Thursday, January 17, 2013
The main stamp used is from Blockheads set Vintage Portraits, and the vine-y looking stamp is from the Grunge It Up set.
For this card, I started by stamping the main image on glossy cardstock using Jet Black StazOn ink. I then stamped mostly just the butterfly on three scrap pieces of glossy. I colored in the butterflies with a yellow water-based marker, cut them out, and set them aside.
I colored in the main image using a combination of markers and my Dove Blender Pen and Distress Inks. Then I used a sponge to color the edges and outside of the image. Once done with all that, I glued one of the yellow butterflies over the existing butterfly just to give it a little added dimension.
Moving on to the background... I stamped the flowery thing, again using StazOn, onto yellow cardstock. I then took a water-based black marker and outlined the butterfly directly on the rubber stamp. This is a neat way to use just part of a bigger stamp - a technique that I use all the time. I gave the butterfly a little extra oomph by coloring it in with same shade of yellow marker. Then I ripped just part of the cardstock and distressed it by scrubbing the same yellow ink over it.

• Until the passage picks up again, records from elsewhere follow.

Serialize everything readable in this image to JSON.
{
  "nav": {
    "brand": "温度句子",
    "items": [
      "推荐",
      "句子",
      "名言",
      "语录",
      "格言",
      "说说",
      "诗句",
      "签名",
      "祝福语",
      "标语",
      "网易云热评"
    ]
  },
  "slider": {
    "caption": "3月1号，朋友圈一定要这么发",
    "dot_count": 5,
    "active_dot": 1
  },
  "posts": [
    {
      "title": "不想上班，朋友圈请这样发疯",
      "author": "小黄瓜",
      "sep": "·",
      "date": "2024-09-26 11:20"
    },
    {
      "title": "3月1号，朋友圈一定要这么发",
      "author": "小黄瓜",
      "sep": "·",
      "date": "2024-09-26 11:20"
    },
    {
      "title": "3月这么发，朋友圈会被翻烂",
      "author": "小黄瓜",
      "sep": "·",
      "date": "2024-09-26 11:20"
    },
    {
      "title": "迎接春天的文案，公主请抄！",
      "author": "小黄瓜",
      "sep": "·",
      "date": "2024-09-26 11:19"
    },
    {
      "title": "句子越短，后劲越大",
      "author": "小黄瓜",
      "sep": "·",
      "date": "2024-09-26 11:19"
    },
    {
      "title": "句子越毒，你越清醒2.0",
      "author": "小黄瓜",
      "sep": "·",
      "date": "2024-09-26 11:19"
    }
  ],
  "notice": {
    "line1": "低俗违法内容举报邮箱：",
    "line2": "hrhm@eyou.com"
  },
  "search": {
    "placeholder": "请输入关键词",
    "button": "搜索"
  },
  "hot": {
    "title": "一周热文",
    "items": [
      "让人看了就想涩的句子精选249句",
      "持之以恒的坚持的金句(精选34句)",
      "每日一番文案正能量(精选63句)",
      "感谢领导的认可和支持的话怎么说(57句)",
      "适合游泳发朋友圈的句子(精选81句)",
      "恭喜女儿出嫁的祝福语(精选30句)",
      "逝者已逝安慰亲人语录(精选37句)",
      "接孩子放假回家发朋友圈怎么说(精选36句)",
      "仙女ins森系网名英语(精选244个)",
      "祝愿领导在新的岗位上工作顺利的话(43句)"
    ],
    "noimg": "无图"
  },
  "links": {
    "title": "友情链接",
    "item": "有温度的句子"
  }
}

I added the strip of blue just to bring the colors together since the lady's eyes are blue and the circle is blue. Then I glued on the remaining butterflies. And with that, the card was done!

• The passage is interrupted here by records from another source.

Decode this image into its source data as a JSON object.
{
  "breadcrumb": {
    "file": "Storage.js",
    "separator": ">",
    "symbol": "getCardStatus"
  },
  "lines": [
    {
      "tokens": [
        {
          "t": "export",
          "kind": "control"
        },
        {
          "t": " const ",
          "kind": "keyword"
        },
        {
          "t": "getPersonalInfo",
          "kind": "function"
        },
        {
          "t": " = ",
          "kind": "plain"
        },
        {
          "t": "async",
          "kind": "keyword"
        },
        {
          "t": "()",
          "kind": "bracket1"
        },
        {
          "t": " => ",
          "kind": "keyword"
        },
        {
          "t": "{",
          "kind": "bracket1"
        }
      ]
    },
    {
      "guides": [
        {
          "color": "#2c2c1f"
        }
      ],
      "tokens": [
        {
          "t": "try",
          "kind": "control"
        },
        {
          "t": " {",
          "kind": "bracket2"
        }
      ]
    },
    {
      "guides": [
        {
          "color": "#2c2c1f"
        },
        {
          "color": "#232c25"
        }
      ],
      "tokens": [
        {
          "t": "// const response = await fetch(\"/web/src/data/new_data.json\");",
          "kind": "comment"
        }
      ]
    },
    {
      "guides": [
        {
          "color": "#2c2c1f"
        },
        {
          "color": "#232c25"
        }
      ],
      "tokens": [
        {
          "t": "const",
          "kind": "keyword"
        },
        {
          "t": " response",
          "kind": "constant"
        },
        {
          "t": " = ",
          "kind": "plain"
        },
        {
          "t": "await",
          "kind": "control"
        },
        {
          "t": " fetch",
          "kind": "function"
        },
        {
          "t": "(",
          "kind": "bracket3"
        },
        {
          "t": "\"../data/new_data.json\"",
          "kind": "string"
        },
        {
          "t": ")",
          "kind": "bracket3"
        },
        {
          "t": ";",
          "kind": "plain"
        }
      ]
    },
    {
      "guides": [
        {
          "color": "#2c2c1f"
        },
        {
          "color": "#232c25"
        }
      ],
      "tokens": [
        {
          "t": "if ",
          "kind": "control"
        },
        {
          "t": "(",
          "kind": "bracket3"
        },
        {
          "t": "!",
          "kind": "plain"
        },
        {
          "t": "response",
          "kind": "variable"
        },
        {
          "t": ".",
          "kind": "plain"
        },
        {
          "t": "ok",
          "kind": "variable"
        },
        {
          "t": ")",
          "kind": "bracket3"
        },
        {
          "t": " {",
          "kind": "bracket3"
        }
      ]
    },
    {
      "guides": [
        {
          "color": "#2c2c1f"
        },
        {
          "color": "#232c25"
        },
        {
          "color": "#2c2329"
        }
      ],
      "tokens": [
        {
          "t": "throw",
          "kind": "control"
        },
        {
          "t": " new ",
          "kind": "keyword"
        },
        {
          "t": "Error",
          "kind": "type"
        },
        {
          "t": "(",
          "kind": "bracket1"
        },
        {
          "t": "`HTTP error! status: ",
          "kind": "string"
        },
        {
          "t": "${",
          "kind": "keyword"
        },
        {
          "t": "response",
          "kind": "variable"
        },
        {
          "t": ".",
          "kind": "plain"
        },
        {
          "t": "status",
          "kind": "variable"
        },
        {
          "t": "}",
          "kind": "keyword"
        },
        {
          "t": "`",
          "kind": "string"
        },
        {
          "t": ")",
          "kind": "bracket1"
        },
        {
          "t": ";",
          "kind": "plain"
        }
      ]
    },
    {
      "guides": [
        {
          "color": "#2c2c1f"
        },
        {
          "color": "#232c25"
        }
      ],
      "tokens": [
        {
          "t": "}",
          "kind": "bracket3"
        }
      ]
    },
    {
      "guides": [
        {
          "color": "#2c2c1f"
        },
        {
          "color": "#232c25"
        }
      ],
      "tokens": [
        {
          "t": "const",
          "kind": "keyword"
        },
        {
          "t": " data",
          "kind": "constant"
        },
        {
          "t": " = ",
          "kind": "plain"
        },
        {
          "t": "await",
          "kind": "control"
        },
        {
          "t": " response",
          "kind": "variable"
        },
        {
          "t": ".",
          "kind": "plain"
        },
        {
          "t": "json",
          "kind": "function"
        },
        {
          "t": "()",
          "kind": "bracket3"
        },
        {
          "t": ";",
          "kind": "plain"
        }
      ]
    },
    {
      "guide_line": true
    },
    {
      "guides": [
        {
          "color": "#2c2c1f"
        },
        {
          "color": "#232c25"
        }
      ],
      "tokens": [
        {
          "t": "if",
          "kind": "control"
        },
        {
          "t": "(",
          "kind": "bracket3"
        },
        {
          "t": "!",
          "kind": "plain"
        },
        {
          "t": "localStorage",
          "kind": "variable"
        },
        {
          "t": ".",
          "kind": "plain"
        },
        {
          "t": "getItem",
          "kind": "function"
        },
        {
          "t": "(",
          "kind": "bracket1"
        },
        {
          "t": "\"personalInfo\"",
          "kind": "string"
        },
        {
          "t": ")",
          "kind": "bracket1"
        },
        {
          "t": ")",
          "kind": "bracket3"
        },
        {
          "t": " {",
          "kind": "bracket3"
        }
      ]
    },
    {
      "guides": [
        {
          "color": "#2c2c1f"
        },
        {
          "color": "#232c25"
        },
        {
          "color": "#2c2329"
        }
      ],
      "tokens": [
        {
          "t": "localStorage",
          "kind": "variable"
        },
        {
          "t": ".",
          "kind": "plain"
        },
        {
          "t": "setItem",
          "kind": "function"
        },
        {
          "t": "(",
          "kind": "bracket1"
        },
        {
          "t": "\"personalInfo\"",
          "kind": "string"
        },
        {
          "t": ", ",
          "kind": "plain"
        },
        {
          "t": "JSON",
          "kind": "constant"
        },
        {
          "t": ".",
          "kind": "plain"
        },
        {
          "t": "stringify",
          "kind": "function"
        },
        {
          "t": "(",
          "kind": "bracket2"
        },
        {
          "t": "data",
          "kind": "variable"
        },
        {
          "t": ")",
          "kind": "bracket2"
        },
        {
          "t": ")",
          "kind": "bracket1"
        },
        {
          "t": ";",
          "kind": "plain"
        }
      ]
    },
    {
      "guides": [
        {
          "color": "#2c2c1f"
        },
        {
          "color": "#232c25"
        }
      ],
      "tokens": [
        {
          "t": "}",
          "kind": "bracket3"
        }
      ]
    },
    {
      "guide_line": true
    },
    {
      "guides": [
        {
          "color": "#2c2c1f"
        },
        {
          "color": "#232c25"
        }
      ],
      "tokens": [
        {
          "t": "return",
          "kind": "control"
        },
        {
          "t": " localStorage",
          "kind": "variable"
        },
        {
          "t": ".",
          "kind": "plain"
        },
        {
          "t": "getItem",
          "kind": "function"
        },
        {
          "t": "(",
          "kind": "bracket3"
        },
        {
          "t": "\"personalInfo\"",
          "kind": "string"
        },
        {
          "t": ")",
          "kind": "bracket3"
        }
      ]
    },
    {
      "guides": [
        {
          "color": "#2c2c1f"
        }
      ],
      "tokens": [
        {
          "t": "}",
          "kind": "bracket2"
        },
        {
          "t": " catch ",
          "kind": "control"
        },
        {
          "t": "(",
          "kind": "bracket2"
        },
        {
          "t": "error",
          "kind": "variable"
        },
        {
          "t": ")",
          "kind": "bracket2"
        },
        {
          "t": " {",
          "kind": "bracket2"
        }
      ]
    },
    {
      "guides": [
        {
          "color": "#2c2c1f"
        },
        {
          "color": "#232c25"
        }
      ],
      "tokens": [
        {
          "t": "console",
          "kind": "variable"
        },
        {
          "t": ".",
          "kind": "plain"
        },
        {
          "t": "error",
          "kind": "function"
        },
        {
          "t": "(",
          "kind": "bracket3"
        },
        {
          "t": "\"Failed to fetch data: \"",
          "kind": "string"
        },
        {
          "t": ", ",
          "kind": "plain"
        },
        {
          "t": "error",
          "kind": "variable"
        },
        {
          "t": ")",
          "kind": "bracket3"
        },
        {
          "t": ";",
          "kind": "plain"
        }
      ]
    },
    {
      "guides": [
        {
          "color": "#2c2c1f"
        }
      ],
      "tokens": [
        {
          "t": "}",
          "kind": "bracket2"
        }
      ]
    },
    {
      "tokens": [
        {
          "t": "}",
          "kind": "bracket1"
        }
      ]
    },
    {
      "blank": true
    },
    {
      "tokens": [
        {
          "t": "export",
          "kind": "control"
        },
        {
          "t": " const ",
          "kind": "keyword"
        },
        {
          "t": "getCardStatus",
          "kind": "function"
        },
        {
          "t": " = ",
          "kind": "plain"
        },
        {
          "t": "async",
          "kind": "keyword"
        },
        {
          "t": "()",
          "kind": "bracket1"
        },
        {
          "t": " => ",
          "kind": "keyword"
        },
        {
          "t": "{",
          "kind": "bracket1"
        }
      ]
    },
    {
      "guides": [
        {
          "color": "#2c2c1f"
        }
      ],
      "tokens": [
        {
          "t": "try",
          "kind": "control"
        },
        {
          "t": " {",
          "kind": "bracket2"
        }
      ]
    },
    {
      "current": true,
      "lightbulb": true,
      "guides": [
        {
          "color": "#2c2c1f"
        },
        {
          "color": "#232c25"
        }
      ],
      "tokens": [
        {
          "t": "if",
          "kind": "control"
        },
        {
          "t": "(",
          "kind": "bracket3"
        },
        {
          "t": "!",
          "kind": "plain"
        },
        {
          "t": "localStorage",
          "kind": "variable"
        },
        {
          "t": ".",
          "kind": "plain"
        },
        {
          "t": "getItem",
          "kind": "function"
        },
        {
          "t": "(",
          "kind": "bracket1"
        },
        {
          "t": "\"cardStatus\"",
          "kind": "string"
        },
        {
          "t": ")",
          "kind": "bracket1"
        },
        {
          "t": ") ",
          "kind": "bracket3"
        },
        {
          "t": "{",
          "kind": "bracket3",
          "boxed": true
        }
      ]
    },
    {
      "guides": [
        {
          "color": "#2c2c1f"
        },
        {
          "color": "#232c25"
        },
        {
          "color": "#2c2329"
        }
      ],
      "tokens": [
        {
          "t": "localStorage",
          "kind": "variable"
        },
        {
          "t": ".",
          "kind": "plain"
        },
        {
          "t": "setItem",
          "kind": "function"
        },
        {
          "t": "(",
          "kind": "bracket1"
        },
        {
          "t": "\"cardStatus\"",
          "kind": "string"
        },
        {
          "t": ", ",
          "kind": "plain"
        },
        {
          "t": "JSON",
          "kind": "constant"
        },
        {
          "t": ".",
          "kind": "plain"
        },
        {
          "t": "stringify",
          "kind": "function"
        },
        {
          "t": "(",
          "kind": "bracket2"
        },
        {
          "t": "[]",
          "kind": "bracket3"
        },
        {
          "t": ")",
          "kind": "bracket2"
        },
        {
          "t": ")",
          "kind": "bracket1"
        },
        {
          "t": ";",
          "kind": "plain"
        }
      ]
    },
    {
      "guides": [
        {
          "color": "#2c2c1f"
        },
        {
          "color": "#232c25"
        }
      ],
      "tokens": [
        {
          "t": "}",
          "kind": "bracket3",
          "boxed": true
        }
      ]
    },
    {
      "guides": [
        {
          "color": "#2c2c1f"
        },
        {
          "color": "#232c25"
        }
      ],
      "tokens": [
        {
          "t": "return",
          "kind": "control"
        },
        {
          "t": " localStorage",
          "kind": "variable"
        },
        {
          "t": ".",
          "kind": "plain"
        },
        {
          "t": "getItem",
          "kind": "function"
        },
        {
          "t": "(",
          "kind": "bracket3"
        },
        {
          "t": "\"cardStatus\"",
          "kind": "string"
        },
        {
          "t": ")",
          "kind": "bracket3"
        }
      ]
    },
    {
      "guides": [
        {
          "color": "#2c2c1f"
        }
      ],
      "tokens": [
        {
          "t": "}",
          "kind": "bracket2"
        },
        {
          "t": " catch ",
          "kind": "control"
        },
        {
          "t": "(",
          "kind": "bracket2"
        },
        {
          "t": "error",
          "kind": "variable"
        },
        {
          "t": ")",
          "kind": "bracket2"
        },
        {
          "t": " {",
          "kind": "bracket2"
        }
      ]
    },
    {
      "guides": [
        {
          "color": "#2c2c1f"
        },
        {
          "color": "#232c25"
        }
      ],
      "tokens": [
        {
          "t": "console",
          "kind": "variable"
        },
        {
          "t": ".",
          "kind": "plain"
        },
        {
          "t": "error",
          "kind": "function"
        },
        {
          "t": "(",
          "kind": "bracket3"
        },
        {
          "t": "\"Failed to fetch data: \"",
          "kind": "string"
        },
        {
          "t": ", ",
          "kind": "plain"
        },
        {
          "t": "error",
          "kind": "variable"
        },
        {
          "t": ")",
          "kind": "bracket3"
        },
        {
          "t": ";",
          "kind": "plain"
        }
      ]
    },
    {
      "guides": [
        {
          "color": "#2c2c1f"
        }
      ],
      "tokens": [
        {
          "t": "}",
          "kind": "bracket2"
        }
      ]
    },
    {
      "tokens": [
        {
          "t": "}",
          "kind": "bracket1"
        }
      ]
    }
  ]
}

I know I talk often about using my blender pen with inks. I have to say, it's the best and most cost-effective way to color images. Plus, that way you don't have to worry about colors matching, since every color you use is from the ink pads that you use. It's way cheaper than investing in a big pile of markers - for the price of the $10 starter kit, I have access to as many different colors as I have ink pads! Also, blender pens allow you to vary the shade of the colors and blend one color into another. They are very long lasting. Once you're done with a color, simply swipe the excess off onto a piece of scrap paper and dab the tip of the pen onto a different ink color. Okay. I will now step down from my blender pen pedestal.